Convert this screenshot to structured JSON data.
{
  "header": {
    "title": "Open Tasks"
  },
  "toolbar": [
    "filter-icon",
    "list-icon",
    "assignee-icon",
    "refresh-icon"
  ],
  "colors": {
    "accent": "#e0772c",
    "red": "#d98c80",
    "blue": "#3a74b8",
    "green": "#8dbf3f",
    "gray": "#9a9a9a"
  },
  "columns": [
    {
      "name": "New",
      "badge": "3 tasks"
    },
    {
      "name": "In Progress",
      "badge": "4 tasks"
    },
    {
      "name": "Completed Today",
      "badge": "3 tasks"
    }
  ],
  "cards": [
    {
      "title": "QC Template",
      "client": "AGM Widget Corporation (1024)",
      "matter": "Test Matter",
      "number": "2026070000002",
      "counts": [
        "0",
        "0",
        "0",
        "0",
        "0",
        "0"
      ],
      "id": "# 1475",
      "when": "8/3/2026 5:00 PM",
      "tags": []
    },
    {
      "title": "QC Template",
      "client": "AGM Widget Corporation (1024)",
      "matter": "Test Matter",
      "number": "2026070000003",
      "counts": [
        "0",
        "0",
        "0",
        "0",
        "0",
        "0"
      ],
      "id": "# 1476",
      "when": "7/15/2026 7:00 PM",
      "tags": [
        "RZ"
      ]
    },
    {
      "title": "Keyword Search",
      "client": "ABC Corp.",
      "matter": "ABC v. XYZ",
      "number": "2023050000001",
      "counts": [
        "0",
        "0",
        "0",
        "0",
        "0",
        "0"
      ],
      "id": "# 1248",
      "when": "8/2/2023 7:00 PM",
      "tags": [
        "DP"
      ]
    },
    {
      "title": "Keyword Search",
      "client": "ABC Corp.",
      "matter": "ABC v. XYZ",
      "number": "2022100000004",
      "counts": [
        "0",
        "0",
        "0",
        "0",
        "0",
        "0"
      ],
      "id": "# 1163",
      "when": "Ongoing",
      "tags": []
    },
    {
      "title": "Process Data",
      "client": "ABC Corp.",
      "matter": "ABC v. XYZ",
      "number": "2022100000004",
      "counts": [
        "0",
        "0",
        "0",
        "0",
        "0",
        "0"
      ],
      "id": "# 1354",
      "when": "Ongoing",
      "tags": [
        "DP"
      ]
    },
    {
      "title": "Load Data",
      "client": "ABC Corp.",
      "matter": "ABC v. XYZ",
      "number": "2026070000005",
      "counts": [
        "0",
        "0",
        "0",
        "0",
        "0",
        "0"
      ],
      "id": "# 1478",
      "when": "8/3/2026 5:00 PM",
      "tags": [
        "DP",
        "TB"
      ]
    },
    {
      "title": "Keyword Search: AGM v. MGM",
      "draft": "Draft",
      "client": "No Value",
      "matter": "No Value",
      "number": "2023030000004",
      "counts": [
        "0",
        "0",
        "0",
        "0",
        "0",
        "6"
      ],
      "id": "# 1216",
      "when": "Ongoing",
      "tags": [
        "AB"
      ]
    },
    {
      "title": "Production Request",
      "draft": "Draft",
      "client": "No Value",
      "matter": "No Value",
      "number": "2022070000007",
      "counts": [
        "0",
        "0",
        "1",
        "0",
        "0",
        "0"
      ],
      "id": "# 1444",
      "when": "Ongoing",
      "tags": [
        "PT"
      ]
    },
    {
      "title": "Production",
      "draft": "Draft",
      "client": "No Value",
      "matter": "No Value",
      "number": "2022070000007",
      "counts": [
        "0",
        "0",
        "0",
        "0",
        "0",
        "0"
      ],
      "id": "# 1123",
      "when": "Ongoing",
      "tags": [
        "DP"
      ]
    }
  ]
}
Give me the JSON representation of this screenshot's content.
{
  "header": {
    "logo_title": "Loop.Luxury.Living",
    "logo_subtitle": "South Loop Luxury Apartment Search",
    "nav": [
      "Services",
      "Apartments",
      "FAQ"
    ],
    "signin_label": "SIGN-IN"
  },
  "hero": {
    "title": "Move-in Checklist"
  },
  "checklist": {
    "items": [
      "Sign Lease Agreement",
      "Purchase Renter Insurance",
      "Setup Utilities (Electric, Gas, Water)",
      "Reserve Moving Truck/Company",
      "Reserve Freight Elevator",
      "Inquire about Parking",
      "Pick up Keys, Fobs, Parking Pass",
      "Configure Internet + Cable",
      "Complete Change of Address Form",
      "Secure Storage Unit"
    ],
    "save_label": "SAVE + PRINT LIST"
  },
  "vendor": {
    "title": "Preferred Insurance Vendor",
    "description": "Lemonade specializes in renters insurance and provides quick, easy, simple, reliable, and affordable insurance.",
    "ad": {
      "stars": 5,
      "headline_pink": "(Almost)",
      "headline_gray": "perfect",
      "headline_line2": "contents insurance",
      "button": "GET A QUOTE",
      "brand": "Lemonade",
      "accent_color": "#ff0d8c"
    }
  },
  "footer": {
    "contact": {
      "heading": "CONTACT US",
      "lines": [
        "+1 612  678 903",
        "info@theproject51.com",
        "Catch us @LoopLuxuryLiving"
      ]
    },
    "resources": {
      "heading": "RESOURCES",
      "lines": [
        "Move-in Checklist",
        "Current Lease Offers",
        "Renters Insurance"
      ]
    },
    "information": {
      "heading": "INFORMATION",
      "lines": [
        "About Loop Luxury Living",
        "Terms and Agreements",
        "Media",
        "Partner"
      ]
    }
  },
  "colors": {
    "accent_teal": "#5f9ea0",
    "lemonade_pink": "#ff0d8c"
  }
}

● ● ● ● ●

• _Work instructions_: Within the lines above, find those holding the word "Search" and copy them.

• _Answer section_:
      "title": "Keyword Search",
      "title": "Keyword Search",
      "title": "Keyword Search: AGM v. MGM",
    "logo_subtitle": "South Loop Luxury Apartment Search",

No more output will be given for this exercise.